But engine trouble with their starship forces them to land on a planet nearby, the desertic Tatooine, which we’ve already visited in Episode IV and VI, but it never looked this good. This is where they meet Anakin Skywalker (Jake Lloyd, pretty lame even on child acting standards), a slave boy in whom Qui-Gon sense freakishly strong Jedi powers. He believes he found the chosen one who, according to the prophecy, will bring balance to the Force. I guess we all know what a mistake this is, since Anakin will grow up to become the evil Darth Vader! The turning point of the movie is the already famous pod race, between various alien creatures and Skywalker. If he wins, he will be freed and able to follow Qui-Gon. If he loses, he will remain under the custody of his sleazy owner, a crooked, disgusting street merchant. None other than the horrible Jabba the Hut presides over the race, which is an absolutely riveting sequence: think “Ben-Hur” on speed! The scene is videogamish, but it sure is exciting.

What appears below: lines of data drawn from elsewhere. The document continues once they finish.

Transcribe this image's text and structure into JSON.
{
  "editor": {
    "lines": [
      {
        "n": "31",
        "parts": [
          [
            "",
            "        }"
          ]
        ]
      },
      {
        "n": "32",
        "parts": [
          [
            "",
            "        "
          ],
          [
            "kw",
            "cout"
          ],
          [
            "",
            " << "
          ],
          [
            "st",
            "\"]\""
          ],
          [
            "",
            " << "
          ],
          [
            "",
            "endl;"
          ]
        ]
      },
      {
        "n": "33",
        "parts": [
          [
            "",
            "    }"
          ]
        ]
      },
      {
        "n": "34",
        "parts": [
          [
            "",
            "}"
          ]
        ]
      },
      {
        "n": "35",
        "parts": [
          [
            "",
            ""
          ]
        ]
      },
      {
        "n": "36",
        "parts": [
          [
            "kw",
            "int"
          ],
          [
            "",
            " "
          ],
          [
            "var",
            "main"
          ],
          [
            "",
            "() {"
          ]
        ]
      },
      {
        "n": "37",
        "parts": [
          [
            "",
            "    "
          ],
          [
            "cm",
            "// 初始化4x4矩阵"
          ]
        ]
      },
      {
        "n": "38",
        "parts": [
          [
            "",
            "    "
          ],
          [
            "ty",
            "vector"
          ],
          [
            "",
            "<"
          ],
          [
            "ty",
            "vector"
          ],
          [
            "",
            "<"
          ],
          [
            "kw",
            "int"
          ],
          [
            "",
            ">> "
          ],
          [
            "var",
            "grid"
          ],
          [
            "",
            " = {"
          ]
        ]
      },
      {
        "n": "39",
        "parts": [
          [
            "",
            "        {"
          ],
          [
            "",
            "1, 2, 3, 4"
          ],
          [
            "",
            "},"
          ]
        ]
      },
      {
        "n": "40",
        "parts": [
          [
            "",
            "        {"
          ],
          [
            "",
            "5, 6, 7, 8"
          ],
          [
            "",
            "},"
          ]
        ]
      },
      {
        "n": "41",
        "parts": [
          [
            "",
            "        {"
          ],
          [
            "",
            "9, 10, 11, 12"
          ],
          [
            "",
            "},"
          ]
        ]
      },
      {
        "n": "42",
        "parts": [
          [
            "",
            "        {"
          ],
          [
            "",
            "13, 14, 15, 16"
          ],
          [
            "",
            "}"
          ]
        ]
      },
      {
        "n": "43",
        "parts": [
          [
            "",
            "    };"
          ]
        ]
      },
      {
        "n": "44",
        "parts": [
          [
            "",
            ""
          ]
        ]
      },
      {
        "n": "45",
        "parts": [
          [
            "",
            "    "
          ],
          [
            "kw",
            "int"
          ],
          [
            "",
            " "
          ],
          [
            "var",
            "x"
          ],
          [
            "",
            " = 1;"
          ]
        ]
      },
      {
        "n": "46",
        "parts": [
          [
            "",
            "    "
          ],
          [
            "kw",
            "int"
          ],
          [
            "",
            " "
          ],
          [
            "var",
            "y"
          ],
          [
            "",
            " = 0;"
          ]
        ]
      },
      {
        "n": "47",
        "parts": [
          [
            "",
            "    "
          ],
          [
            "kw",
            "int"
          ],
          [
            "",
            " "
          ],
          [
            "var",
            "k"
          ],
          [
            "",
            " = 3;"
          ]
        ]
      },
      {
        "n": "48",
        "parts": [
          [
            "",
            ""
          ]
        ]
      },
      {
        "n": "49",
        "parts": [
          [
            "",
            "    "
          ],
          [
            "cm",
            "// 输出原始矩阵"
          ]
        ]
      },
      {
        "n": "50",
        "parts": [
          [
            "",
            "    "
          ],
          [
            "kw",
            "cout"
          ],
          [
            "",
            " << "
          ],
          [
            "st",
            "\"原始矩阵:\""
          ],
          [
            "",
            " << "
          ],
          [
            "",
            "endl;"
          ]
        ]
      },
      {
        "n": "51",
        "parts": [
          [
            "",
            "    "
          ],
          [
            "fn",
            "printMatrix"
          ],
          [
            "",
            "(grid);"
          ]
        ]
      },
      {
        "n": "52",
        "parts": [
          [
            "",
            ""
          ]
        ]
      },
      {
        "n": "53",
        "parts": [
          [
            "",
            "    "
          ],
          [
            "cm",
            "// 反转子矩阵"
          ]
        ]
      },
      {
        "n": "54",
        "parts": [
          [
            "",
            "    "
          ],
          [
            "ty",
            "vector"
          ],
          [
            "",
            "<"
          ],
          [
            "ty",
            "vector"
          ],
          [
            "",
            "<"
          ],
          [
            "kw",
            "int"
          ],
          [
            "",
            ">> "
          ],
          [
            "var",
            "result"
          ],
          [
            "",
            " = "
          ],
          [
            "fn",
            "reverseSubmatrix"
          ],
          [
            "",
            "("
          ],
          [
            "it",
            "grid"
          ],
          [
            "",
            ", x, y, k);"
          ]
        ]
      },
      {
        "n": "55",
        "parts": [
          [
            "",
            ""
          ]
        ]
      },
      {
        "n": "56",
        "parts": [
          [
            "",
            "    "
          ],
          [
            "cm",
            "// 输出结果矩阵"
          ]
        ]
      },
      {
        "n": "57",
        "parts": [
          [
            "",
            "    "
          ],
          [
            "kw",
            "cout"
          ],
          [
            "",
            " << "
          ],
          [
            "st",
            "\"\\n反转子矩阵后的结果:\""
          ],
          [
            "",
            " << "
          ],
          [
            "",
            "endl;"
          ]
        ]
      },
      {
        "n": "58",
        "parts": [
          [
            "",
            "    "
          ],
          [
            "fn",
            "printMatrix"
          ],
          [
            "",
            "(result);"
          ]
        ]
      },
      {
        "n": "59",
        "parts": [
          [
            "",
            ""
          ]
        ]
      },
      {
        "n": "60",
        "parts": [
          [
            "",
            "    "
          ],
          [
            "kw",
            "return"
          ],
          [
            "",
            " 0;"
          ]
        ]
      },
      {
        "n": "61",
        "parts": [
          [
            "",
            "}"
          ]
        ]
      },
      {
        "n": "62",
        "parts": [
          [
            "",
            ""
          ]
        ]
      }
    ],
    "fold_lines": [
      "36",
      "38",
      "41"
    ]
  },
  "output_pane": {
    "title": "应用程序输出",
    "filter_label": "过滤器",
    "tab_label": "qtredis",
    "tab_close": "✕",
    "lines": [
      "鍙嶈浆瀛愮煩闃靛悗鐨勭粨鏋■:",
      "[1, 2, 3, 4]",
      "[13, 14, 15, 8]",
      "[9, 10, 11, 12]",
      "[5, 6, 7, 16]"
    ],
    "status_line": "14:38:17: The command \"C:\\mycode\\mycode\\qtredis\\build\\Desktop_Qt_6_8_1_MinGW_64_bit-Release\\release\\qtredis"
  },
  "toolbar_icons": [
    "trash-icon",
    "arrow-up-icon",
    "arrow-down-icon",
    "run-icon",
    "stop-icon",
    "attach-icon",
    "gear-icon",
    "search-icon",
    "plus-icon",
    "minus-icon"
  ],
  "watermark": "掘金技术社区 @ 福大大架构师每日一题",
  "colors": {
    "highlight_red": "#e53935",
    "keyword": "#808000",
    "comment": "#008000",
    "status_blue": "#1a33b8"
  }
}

Lucas’ films might not be very deep, but they’re rather complex and involving in a comic book kind of way. One of the pleasures of “Episode 1” is how it allows us to witness the foundations of the Star Wars myth. I enjoyed watching Anakin Skywalker as a kid under the wing of twentysomething Obi-Wan, knowing that he would eventually kill him. I liked seeing an uncompleted C-3P0 meet for the first time the droid who would become his lifelong companion, the already heroic R2-D2. And what about the Jedi Council, ruled by a healthier Yoda (still voiced by Frank Oz) and Mace Windu, who is nicely embodied by Samuel L. Jackson but doesn’t do much. This all leads to the grandiose finale, as four groups of people are caught in climactic confrontations at the same time. Jar Jar and his peers war against countless combat droids, while Anakin and a fleet of space pilots attack the Trade Federation’s command ship, and Queen Amidala and her guards regain control of the royal palace. And finally there’s the three-way lightsaber fight between Obi-Wan, Qui-Gon and Darth Maul, the coolest character since Darth Vader. There’s already a cult around the Sith hitman, who turned on geeks everywhere with his devilish make-up, his double lightsaber and actor Ray Parks‘ martial arts chops. Some will obviously be disappointed to see that Darth Maul has very little screen time. Personally, I think it’s for the best: since he remains mysterious for most of the film, that makes his apocalyptic showdown with the Jedis even more of a blast.
I really don’t understand why most of the early reviews were negative. Maybe some people were expecting too much and felt they had been let down. I was just looking forward to more great visuals and fun creatures, and I got well enough for my money (I actually went to see the movie twice on opening day).